> _What the exercise asks_
Print the entries once more, unchanged.

Segment Open

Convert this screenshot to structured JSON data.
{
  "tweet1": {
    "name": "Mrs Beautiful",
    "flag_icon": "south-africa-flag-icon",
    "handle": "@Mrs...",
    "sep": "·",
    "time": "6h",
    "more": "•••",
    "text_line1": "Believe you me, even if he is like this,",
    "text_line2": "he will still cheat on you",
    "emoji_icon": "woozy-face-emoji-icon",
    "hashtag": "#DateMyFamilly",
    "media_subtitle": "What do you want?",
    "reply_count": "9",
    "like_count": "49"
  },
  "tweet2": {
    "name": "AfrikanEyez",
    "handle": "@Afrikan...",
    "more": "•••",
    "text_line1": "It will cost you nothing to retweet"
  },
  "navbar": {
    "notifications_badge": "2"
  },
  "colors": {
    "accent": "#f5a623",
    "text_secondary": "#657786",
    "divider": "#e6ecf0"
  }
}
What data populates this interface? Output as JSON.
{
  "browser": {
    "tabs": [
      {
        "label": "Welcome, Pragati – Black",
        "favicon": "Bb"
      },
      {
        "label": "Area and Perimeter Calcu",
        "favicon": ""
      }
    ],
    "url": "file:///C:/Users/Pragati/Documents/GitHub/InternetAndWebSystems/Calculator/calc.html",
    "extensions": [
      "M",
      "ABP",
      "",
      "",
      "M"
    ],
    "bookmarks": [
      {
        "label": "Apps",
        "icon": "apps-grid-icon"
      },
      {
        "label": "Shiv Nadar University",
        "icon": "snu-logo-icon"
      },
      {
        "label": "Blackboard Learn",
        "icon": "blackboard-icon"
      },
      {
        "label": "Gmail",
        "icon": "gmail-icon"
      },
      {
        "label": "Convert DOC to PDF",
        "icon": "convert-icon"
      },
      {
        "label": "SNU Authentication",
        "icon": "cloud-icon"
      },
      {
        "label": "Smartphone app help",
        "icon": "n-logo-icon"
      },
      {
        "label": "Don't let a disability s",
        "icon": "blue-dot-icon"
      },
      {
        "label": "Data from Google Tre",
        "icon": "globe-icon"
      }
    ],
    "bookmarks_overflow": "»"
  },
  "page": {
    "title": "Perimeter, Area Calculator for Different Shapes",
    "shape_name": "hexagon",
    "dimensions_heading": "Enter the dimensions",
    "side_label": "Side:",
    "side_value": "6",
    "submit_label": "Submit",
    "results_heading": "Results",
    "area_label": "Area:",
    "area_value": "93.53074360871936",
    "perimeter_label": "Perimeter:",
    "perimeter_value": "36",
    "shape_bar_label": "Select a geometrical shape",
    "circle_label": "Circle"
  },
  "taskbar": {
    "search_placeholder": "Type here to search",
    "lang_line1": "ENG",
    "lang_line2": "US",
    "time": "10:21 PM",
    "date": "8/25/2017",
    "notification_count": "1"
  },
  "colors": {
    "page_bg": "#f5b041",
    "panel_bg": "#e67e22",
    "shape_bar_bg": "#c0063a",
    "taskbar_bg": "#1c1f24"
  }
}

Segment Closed

> _Response area_
Convert this screenshot to structured JSON data.
{
  "tweet1": {
    "name": "Mrs Beautiful",
    "flag_icon": "south-africa-flag-icon",
    "handle": "@Mrs...",
    "sep": "·",
    "time": "6h",
    "more": "•••",
    "text_line1": "Believe you me, even if he is like this,",
    "text_line2": "he will still cheat on you",
    "emoji_icon": "woozy-face-emoji-icon",
    "hashtag": "#DateMyFamilly",
    "media_subtitle": "What do you want?",
    "reply_count": "9",
    "like_count": "49"
  },
  "tweet2": {
    "name": "AfrikanEyez",
    "handle": "@Afrikan...",
    "more": "•••",
    "text_line1": "It will cost you nothing to retweet"
  },
  "navbar": {
    "notifications_badge": "2"
  },
  "colors": {
    "accent": "#f5a623",
    "text_secondary": "#657786",
    "divider": "#e6ecf0"
  }
}
What data populates this interface? Output as JSON.
{
  "browser": {
    "tabs": [
      {
        "label": "Welcome, Pragati – Black",
        "favicon": "Bb"
      },
      {
        "label": "Area and Perimeter Calcu",
        "favicon": ""
      }
    ],
    "url": "file:///C:/Users/Pragati/Documents/GitHub/InternetAndWebSystems/Calculator/calc.html",
    "extensions": [
      "M",
      "ABP",
      "",
      "",
      "M"
    ],
    "bookmarks": [
      {
        "label": "Apps",
        "icon": "apps-grid-icon"
      },
      {
        "label": "Shiv Nadar University",
        "icon": "snu-logo-icon"
      },
      {
        "label": "Blackboard Learn",
        "icon": "blackboard-icon"
      },
      {
        "label": "Gmail",
        "icon": "gmail-icon"
      },
      {
        "label": "Convert DOC to PDF",
        "icon": "convert-icon"
      },
      {
        "label": "SNU Authentication",
        "icon": "cloud-icon"
      },
      {
        "label": "Smartphone app help",
        "icon": "n-logo-icon"
      },
      {
        "label": "Don't let a disability s",
        "icon": "blue-dot-icon"
      },
      {
        "label": "Data from Google Tre",
        "icon": "globe-icon"
      }
    ],
    "bookmarks_overflow": "»"
  },
  "page": {
    "title": "Perimeter, Area Calculator for Different Shapes",
    "shape_name": "hexagon",
    "dimensions_heading": "Enter the dimensions",
    "side_label": "Side:",
    "side_value": "6",
    "submit_label": "Submit",
    "results_heading": "Results",
    "area_label": "Area:",
    "area_value": "93.53074360871936",
    "perimeter_label": "Perimeter:",
    "perimeter_value": "36",
    "shape_bar_label": "Select a geometrical shape",
    "circle_label": "Circle"
  },
  "taskbar": {
    "search_placeholder": "Type here to search",
    "lang_line1": "ENG",
    "lang_line2": "US",
    "time": "10:21 PM",
    "date": "8/25/2017",
    "notification_count": "1"
  },
  "colors": {
    "page_bg": "#f5b041",
    "panel_bg": "#e67e22",
    "shape_bar_bg": "#c0063a",
    "taskbar_bg": "#1c1f24"
  }
}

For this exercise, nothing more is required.